*** Opening Listed records ***

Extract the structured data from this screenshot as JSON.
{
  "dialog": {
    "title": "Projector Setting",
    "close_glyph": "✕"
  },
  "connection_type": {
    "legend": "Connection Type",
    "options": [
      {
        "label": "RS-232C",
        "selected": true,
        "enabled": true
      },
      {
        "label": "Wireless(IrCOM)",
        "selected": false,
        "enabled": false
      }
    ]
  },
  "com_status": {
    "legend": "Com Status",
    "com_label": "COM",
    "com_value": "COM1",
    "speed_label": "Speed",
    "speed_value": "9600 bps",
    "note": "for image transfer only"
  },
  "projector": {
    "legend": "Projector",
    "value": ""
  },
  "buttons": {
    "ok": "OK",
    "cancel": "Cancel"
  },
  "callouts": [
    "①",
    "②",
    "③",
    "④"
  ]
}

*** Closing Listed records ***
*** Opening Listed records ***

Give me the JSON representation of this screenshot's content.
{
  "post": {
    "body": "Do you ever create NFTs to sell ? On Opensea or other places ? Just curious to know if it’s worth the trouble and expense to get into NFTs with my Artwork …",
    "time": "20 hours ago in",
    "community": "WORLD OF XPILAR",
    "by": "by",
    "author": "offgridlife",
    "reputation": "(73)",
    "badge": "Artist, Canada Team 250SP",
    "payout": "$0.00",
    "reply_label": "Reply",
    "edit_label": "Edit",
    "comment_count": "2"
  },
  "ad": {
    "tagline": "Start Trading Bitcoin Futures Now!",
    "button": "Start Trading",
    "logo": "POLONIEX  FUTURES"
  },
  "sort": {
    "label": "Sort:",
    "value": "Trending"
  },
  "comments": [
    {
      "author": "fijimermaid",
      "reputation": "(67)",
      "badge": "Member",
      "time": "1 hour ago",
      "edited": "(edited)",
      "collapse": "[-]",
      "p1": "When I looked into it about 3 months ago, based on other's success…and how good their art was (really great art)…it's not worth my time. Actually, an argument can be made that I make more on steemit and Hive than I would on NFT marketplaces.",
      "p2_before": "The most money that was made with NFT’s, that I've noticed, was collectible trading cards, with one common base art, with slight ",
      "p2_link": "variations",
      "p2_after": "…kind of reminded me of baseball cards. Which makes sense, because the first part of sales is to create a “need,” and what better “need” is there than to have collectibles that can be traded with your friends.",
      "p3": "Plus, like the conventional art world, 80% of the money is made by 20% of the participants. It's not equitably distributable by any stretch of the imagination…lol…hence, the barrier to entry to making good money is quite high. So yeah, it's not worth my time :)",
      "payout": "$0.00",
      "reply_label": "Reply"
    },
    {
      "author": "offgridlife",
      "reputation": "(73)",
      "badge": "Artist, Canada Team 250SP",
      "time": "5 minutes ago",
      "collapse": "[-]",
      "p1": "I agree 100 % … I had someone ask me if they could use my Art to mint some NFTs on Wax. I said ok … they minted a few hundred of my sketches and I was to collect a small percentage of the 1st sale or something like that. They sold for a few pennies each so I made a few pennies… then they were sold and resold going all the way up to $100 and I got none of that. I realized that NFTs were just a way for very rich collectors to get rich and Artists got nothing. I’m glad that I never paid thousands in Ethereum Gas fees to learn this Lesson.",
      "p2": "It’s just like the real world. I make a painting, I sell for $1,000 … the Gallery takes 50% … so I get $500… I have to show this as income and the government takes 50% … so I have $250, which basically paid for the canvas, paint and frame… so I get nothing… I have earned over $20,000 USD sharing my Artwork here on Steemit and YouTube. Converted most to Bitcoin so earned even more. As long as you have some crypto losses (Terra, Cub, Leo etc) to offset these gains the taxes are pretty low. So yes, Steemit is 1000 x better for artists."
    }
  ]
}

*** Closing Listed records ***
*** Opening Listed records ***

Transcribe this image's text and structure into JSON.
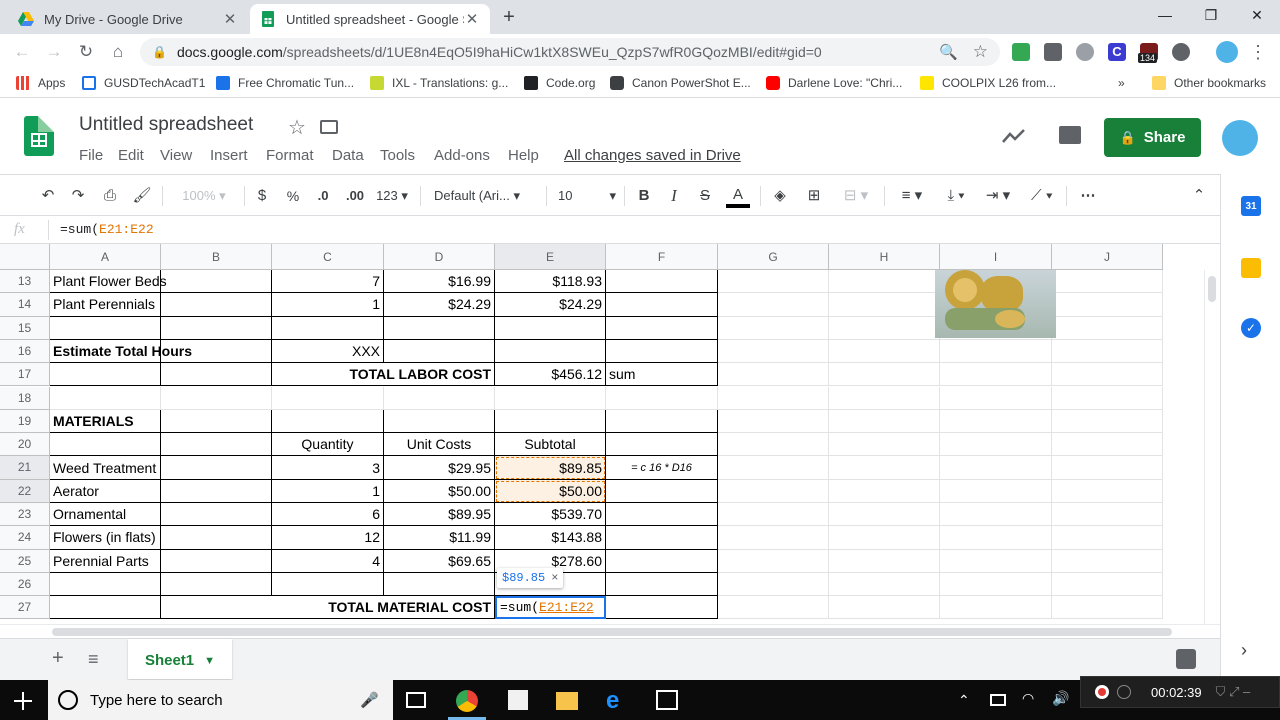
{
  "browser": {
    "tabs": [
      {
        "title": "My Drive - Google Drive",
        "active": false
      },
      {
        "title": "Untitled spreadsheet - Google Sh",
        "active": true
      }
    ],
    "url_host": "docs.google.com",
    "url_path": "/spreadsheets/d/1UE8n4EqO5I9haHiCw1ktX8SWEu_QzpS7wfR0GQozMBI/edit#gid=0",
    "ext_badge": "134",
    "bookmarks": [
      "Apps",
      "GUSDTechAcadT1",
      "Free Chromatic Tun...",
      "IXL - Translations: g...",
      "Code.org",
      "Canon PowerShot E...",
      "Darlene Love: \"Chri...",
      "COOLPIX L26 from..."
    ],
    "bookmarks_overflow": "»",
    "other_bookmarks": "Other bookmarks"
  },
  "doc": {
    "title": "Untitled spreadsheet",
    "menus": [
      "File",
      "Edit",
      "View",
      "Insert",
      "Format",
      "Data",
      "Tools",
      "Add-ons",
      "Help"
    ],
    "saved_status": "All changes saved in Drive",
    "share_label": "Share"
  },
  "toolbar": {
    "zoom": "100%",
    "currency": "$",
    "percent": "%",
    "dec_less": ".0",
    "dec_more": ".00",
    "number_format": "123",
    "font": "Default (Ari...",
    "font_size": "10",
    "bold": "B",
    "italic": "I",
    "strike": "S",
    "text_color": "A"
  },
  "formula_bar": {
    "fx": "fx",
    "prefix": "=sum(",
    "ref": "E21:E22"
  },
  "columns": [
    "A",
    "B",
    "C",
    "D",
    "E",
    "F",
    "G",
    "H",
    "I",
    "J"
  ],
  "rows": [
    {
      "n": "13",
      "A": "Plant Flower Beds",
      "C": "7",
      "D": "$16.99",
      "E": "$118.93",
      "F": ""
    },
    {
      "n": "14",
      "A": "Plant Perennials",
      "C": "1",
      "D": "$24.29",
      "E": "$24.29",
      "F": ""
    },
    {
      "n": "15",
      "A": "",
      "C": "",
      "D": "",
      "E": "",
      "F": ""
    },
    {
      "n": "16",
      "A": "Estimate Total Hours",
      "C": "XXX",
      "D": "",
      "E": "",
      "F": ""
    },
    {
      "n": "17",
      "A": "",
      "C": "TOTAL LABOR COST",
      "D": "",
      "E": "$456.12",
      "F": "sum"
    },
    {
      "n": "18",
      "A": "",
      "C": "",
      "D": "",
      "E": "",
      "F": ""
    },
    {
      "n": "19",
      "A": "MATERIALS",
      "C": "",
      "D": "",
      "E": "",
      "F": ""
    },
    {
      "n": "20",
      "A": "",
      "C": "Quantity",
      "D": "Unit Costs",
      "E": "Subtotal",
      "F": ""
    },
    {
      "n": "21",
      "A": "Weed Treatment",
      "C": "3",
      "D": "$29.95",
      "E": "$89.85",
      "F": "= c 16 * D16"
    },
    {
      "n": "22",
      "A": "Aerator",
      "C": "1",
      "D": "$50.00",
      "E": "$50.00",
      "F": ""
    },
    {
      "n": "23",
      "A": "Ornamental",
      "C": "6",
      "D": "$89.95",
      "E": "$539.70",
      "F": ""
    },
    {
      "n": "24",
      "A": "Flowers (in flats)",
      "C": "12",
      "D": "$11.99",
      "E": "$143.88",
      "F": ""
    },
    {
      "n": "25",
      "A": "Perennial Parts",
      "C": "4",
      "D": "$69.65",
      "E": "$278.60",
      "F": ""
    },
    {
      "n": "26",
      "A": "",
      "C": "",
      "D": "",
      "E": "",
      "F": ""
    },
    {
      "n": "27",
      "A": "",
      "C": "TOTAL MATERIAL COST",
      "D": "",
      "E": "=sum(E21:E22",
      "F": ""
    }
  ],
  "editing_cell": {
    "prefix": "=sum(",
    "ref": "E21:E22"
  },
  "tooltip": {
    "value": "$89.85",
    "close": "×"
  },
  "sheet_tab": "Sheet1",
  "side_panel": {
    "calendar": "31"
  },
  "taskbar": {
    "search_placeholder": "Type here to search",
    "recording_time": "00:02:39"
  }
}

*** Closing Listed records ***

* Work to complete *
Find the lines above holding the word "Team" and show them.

* Written answer *
    "badge": "Artist, Canada Team 250SP",
      "badge": "Artist, Canada Team 250SP",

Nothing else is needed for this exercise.